L-15127

May 30, 1961

EMETERIO CUI vs. ARELLANO UNIVERSITY CONCEPCION, J.: Facts: Emeterio Cui enrolled in the defendant university where plaintiff finished his law studies in the up to and including the first semester of the fourth year. During all the school years in which plaintiff was studying law in defendant Law College, he was awarded scholarship grants and his semestral tuition fees were returned to him after ends of the semester. Plaintiff left the defendant's law college and enrolled for the last semester of his fourth year law in the college of law of the Abad Santos University graduating from the college of law of the latter university. He applied to take the bar examination in which he needed the transcripts of his records in defendant Arellano University. The defendant refused until after he had paid back the P1,033 87, noting the contract that he signed which stated that in consideration of the scholarship granted to him by the University, he waives his right to transfer to another school without having refunded to the defendant the equivalent of the scholarship cash and followed by Memorandum No. 38 that the Director of Private Schools issued. Issue: Whether or not the contract between Cui and the respondent university, whereby the former waives his right to transfer to another school without having refunded to the defendant the equivalent of the scholarship cash valid or not? Held: The contract of waiver between the plaintiff and respondent on September 10, 1951, is a direct violation of Memorandum No. 38 and hence null and void. The contract was contrary to sound policy and civic honesty. The policy enunciated in Memorandum No. 38, s. 1949 is sound policy. When students are given full or partial scholarships, it is understood that such scholarships are merited and earned. The amount in tuition and other fees corresponding to these scholarships should not be subsequently charged to the recipient students when they decide to quit school or to transfer to another institution.

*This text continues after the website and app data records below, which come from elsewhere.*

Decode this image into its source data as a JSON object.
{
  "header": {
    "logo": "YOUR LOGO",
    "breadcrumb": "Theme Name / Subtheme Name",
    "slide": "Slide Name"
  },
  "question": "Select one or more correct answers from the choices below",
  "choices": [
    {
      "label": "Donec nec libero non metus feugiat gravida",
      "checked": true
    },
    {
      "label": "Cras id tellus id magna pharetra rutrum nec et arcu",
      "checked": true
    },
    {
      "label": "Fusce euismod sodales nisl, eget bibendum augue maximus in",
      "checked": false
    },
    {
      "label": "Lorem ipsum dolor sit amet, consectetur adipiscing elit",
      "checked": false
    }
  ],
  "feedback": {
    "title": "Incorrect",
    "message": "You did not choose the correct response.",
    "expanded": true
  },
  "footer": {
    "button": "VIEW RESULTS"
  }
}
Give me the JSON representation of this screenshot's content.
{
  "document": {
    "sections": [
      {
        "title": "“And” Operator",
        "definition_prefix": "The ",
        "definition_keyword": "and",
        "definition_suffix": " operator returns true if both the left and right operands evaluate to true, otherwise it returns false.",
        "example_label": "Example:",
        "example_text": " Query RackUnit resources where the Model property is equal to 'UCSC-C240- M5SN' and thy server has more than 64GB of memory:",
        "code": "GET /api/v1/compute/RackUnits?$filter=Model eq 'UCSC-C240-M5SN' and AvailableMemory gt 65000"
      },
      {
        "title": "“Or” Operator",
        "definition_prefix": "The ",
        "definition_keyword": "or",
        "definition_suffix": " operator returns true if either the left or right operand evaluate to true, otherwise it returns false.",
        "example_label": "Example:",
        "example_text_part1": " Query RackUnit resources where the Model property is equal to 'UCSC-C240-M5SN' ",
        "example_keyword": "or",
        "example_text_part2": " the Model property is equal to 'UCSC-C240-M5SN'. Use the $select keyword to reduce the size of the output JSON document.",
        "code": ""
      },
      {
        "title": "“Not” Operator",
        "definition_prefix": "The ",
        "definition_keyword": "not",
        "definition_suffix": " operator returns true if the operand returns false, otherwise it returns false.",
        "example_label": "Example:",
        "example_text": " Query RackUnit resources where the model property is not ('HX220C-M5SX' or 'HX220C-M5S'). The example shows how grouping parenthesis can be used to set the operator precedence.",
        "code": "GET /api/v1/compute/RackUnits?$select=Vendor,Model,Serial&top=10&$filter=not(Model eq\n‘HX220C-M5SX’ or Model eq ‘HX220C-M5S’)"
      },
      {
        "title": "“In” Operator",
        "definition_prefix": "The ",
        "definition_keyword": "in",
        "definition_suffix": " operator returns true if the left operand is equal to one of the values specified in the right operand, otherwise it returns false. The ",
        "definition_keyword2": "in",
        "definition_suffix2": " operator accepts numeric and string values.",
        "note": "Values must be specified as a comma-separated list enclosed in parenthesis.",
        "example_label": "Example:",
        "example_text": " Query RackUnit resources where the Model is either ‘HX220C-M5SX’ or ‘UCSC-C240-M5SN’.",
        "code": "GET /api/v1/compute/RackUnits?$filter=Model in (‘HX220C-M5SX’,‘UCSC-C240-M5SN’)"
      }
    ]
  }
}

Scholarships should not be offered merely to attract and keep students in a school.